Systemic oxalosis can be a primary or a secondary disease. Primary hyperoxaluria Type 1 (PH 1) is due to the deficiency of glyoxylate aminotransferase and Type II due to that of glyoxylate reductase/D-glycerate dehydrogenase. PH 1 is an autosomal recessive disorder characterized by hyperoxaluria, calcium oxalate urinary lithiasis in childhood, nephrocalcinosis and renal failure which in turn leads to high blood oxalate levels and precipitation occurs throughout the body in the skin, blood vessels and joints. Secondary oxalosis occurs due to oxalate-rich diet, increased absorption or production of oxalate and reduced excretion as seen in renal failure. Variable degree of cytopenias or pancytopenia may accompany extensive oxalosis. Bone marrow aspirate may be unsuccessful due to extensive crystal deposition or accompanying fibrosis. Calcium oxalate crystals are well demonstrated on trephine biopsy with associated fibrosis and occasionally granulomas. They have a grey-yellow radial arrangement on hematoxylin and eosin staining and are birefringent under polarized light.4 Liver biopsy is the confirmatory test which demonstrate reduced glyoxylate aminotransferase activity (PH1). Molecular diagnosis, being non-invasive, is preferred, if available.5 An early diagnosis of oxalosis is of immense value, because at a stage when renal failure has not set in, proper management can arrest or at least delay the progress of disease. However, in patients who have already developed renal failure at the time of diagnosis, a combined liver and kidney transplantation offers the only salvation.6

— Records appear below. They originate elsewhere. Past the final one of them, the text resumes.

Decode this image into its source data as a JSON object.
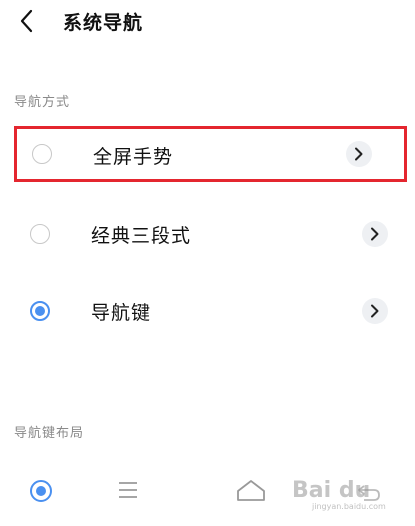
{
  "header": {
    "title": "系统导航",
    "back_icon": "chevron-left-icon"
  },
  "sections": {
    "nav_mode_label": "导航方式",
    "layout_label": "导航键布局"
  },
  "options": [
    {
      "label": "全屏手势",
      "selected": false,
      "highlighted": true
    },
    {
      "label": "经典三段式",
      "selected": false,
      "highlighted": false
    },
    {
      "label": "导航键",
      "selected": true,
      "highlighted": false
    }
  ],
  "layout_row": {
    "selected": true,
    "icons": [
      "menu-icon",
      "home-icon",
      "back-icon"
    ]
  },
  "watermark": {
    "text": "Bai du",
    "subtext": "jingyan.baidu.com"
  },
  "colors": {
    "accent": "#4a90f0",
    "highlight_border": "#e4262f",
    "section_text": "#8a8a8a",
    "chevron_bg": "#eef0f3"
  }
}
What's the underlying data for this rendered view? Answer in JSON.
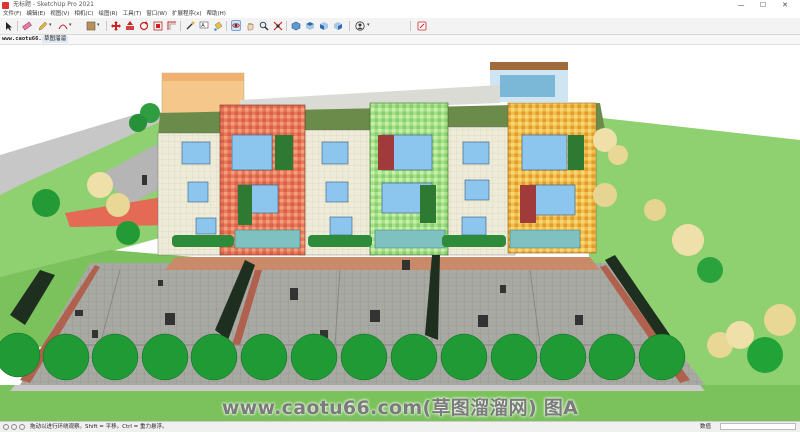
{
  "window": {
    "title": "无标题 - SketchUp Pro 2021",
    "controls": [
      "—",
      "☐",
      "✕"
    ]
  },
  "menu": [
    "文件(F)",
    "编辑(E)",
    "视图(V)",
    "相机(C)",
    "绘图(R)",
    "工具(T)",
    "窗口(W)",
    "扩展程序(x)",
    "帮助(H)"
  ],
  "toolbar": {
    "icons": [
      "select-icon",
      "eraser-icon",
      "pencil-icon",
      "arc-icon",
      "shape-icon",
      "paint-bucket-icon",
      "move-icon",
      "push-pull-icon",
      "rotate-icon",
      "scale-icon",
      "offset-icon",
      "tape-measure-icon",
      "text-icon",
      "paint-icon",
      "orbit-icon",
      "pan-icon",
      "zoom-icon",
      "zoom-extents-icon",
      "iso-view-icon",
      "top-view-icon",
      "front-view-icon",
      "right-view-icon",
      "back-view-icon",
      "user-icon",
      "warehouse-icon"
    ]
  },
  "scenebar": {
    "url": "www.caotu66.com",
    "tab": "草图溜溜"
  },
  "viewport": {
    "watermark": "www.caotu66.com(草图溜溜网) 图A",
    "sky": "#ffffff",
    "lawn": "#8fd071",
    "pavement": "#9c9c9c"
  },
  "status": {
    "text": "拖动以进行环绕观察。Shift = 平移。Ctrl = 重力悬浮。",
    "measure_label": "数值",
    "measure_value": ""
  }
}
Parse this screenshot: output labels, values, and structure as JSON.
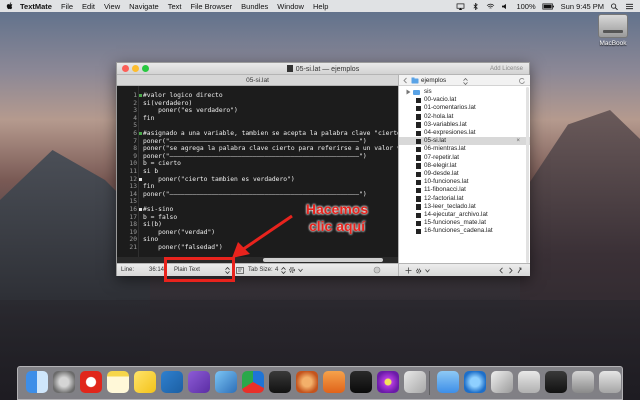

Both the cases we report here showed prominent bone marrow infiltration by these crystals. Crystals were found imbedded in the bone marrow fragments. Occasional giant cell formation was also seen, however, granulomas were not visualised. The blood cytopenias/ anaemia were suggestive of the underlying pathology. Therefore we suggest that the diagnosis of primary hyperoxalurea be kept in mind when patients present with cytopenia and renal failure at an early age.
Primary hyperoxalurea may be a rare cause of anemia secondary to calcium oxalate crystal deposition in the bone marrow.